Minimizing Postop Complications of TKA

    Get expert advice on identifying surgical risk factors and high-risk surgical steps in total knee arthroplasty, including how to minimize the risk of ligament and vascular injury, intraoperative fractures, and the incidence of retained foreign objects.

    Orthopaedic surgeons know that infection is one of the more common – and more devastating – complications of total knee arthroplasty (TKA).

    Less-common complications caused by surgical errors during the TKA procedure often receive less attention in the literature, but they can be just as devastating to the patient.

    In presentations from the ICJR’s annual Winter Hip & Knee Course, 4 experts in joint replacement surgery identify patient risk factors and high-risk surgical steps in TKA that can lead to postoperative complications and discuss what surgeons need to know to minimize these risks.

    They also present current treatment options for managing surgical errors, should they occur, to reduce postoperative complications.

    The Resident Cut the MCL!
    Gwo-Chin Lee, MD

    Instability is the leading cause of early revision in TKA, but in some cases, the reason for instability is not readily identifiable.

    Gwo-Chin Lee, MD, from the University of Pennsylvania in Philadelphia, suspects that many cases with an unidentified cause of instability may be traced back to injury of the medial collateral ligament (MCL).

    In this presentation, Dr. Lee identifies patients and surgical steps at risk for iatrogenic MCL injury and lists preventive measures and possible treatment options.

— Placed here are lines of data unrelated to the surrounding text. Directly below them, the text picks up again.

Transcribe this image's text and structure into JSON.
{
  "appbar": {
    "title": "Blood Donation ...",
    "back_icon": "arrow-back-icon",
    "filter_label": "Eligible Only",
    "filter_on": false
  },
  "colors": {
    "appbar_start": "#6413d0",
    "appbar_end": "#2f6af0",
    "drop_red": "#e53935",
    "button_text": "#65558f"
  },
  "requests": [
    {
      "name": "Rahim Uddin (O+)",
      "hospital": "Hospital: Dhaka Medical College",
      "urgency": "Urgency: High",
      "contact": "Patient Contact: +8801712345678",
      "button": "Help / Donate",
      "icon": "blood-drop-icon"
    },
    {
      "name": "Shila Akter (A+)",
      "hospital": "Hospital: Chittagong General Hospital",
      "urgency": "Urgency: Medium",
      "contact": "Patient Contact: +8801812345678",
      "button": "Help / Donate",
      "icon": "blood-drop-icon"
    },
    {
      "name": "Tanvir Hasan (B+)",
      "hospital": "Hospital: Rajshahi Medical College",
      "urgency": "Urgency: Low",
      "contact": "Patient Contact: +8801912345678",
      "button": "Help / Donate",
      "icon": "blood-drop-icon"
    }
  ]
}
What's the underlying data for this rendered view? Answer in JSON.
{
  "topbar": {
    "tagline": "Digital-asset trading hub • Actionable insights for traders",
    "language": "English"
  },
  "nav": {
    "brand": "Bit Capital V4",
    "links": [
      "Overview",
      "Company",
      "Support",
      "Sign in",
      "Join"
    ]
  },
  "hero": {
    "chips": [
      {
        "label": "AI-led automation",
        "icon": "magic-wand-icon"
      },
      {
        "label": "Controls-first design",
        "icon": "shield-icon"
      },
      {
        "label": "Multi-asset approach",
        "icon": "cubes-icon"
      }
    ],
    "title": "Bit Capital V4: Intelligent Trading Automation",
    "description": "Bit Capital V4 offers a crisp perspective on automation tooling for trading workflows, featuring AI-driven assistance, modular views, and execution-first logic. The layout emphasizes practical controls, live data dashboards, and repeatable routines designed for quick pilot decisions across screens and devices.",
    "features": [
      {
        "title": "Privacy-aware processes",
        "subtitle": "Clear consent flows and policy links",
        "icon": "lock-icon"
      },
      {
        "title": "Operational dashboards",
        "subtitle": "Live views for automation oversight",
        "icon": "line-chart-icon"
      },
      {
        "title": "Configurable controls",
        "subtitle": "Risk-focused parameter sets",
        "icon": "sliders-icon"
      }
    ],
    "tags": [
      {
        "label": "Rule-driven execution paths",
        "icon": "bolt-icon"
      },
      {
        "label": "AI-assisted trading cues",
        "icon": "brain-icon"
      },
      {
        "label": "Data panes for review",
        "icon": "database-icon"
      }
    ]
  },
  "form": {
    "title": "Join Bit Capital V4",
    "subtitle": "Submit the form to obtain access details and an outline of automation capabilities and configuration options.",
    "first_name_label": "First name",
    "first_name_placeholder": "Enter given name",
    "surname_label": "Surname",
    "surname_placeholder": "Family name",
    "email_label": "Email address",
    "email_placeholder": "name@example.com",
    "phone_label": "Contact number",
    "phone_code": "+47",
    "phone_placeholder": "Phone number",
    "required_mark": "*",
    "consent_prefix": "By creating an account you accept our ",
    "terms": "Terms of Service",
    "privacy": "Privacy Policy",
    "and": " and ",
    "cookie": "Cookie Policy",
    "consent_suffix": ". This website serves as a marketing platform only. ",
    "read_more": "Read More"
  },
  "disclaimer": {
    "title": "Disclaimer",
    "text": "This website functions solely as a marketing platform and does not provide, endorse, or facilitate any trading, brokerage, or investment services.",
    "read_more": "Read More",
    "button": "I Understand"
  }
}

    Click image below to watch the presentation.

    Call Vascular, We Have a Bleeder!
    Joshua T. Carothers, MD

    Although vascular injury during TKA is rare – occurring in only 0.03% to 0.5% of cases – it is associated with serious consequences, such as increased mortality and amputation.

    In this presentation Joshua T. Carothers, MD, from New Mexico Orthopaedics Center for Joint Replacement in Albuquerque, describes the mechanisms of vascular injuries, anatomic danger zones, techniques for minimizing risk of injury, and signs and symptoms of vascular injury.

    Click image below to watch the presentation.

    Carrying a Heavy Mallet: Intraoperative TKA Fracture
    George J. Haidukewych, MD

    Intraoperative fracture during TKA is a rare occurrence, and as a result, little has been published in the orthopaedic literature on these fractures.

    In this presentation George J. Haidukewych, MD, from Orlando Health Orthopedic Institute in Florida, reviews what is known about patient factors, implant designs, and surgical steps that put the patient at higher risk for intraoperative fractures. He also describes techniques for treatment of these fractures.

    Click image below to watch the presentation.

    Retained Foreign Body in the Knee: Drain, Cement, Instruments
    Michael J. Taunton, MD

    Retained foreign objects in TKA are more common than surgeons would like to acknowledge. Fortunately, implementing preventive measures can minimize the problem.

    In this presentation Michael J. Taunton, MD, from Mayo Clinic, Rochester, Minnesota, reviews current strategies for minimizing the risk of retained foreign objects and discusses appropriate treatment strategies.

    Click image below to watch the presentation.